Many cannot afford electronic gadgets, and the few that may have smart phones have limited access to electricity to charge gadgets. Moreover, there are many children who depend on free school meals. The longer the schools remain closed, the higher their risk of   malnutrition.

 Recently the government started distributing free eggs and milk as entrepreneurs struggled to find a market for their produce. However, it is not clear whether this was done to help businesses that had been affected or the government had put in consideration many young children from vulnerable families depend on schools for proper nutrition.

It is important that the government takes steps to ensure that postponing school does not undermine progress in other sectors such as health.

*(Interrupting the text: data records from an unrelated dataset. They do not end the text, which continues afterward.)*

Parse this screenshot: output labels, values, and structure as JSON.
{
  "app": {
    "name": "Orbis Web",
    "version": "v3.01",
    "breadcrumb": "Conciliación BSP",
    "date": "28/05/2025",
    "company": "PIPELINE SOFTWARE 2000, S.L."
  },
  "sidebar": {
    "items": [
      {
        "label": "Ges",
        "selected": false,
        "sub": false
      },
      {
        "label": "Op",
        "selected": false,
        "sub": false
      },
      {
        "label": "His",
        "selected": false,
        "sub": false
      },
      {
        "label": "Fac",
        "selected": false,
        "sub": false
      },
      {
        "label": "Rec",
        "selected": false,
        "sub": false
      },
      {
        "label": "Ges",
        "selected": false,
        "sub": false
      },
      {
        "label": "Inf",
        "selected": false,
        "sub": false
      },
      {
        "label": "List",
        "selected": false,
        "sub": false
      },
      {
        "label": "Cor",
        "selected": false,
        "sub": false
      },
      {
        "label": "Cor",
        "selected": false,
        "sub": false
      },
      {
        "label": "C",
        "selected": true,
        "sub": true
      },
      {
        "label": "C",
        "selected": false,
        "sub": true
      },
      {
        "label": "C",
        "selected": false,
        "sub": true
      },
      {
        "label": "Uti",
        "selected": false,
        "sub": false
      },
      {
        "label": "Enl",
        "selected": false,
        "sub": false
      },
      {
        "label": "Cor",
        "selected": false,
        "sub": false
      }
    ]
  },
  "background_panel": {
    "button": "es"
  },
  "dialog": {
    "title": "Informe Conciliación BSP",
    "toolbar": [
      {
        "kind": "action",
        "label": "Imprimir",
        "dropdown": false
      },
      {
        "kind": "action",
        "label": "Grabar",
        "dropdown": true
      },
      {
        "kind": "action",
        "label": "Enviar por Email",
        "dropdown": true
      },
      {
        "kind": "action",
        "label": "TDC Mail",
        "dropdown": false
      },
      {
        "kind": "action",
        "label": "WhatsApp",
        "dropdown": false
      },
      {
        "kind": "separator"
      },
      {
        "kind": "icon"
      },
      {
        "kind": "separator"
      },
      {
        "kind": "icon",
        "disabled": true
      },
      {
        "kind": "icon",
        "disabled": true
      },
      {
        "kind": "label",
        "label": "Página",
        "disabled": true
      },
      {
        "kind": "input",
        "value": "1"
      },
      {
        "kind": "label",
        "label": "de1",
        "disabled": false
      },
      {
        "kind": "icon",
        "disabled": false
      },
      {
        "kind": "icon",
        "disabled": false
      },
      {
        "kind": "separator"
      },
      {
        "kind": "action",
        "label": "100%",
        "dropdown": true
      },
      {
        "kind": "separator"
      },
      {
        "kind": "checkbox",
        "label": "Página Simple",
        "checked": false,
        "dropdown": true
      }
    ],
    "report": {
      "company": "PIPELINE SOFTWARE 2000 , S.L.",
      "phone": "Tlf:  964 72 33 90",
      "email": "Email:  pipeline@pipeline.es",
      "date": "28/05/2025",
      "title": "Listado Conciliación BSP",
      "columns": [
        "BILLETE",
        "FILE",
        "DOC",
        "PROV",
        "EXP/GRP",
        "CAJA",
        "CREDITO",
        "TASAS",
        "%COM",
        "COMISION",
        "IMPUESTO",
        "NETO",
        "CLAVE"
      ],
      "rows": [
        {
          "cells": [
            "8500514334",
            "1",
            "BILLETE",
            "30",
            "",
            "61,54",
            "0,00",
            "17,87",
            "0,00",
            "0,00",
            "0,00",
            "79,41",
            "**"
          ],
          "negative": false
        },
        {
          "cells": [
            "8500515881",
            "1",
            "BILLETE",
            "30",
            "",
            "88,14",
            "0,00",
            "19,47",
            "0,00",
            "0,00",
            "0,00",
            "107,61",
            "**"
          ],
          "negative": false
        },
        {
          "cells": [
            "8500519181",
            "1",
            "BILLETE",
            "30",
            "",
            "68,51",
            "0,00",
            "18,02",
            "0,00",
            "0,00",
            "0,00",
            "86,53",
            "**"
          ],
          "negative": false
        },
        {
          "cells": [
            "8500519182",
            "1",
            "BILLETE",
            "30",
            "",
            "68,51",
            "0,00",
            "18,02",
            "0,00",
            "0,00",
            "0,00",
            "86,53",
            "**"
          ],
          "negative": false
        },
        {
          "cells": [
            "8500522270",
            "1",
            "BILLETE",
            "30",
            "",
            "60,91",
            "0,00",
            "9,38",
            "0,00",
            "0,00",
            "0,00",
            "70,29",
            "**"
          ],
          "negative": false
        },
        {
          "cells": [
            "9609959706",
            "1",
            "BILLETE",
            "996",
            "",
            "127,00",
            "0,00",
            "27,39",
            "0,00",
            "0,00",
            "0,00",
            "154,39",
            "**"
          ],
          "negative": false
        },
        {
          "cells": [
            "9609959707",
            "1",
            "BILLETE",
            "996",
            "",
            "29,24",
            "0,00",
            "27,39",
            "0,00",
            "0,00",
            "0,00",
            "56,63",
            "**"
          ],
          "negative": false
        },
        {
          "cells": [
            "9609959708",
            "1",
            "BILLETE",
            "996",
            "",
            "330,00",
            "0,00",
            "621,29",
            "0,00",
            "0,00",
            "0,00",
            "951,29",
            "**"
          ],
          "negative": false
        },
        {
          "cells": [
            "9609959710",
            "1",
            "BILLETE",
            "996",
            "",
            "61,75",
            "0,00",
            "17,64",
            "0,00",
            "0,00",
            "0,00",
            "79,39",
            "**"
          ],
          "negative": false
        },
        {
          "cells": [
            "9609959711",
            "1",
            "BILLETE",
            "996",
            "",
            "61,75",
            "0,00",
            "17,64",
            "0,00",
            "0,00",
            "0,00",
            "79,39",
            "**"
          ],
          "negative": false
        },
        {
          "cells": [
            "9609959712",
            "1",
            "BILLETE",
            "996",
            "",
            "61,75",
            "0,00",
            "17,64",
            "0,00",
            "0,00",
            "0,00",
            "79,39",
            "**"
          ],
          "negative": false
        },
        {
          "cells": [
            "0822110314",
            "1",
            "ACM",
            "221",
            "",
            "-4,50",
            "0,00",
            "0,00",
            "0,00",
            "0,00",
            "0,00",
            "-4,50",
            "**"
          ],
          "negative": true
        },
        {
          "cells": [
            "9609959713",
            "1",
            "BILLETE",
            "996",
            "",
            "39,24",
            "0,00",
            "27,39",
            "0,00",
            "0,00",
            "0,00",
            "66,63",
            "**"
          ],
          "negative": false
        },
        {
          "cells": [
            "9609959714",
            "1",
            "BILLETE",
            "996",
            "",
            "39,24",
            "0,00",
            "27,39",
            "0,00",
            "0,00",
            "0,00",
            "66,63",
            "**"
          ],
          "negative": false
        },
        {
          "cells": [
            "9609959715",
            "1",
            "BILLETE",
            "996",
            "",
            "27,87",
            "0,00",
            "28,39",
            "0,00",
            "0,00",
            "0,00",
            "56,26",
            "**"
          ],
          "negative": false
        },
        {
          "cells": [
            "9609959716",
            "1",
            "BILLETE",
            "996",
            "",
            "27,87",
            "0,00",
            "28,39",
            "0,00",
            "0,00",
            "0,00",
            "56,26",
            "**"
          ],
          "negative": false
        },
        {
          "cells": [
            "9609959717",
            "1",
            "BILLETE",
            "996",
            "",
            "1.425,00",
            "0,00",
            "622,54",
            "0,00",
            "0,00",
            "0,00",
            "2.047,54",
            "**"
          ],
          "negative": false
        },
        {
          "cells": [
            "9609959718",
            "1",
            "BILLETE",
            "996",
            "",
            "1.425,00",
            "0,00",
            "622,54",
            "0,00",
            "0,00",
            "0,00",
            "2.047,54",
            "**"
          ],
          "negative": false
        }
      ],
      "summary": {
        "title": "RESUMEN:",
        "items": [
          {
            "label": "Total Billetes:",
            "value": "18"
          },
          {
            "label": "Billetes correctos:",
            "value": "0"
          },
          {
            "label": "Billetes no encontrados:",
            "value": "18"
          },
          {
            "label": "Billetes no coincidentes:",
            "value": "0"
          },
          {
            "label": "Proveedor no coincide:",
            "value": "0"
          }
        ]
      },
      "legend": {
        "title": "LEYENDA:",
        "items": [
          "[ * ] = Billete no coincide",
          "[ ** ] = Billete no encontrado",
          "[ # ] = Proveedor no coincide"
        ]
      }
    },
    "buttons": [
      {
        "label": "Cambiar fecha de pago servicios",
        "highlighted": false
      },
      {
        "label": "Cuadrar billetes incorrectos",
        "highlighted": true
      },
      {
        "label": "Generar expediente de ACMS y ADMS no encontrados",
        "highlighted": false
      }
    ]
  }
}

Meanwhile, it is also clear that most parents are unprepared for home schooling.


Not only are some parents unable to upgrade their homes to create a conducive environment for children to study, some parents who are now back to work find it extremely difficult to cope as some children still need close supervision.

Working parents are more likely to miss work when schools close in order to take care of their children. This results in wage loss.

There is a need for the Ministry of Labour to come up with flexible working hours to allow parents to balance their professional and family life.

There is also concern about the welfare of teachers as some private schools have suspended contracts till September. While the government has pledged to keep teachers in public schools on its payroll, this should apply to all teachers who had contracts before Covid-19.

 Disruptions to assessments can trigger disengagement. The Ministry of Education should maintain contact with students and their families as well as teachers not only to ensure that there is continuity of learning but also minimise chances of some students dropping out of school.

Clearly, the pandemic is particularly hard on the most vulnerable who largely depend on casual work. The longer it takes for the economy to recover, the higher the possibility some families may not have a source of income to meet school bills by September.

This may mean that some children may drop out of school. The government must ensure that vulnerable families are well insulated not only from falling back into poverty but also ensuring that children do not drop out of school.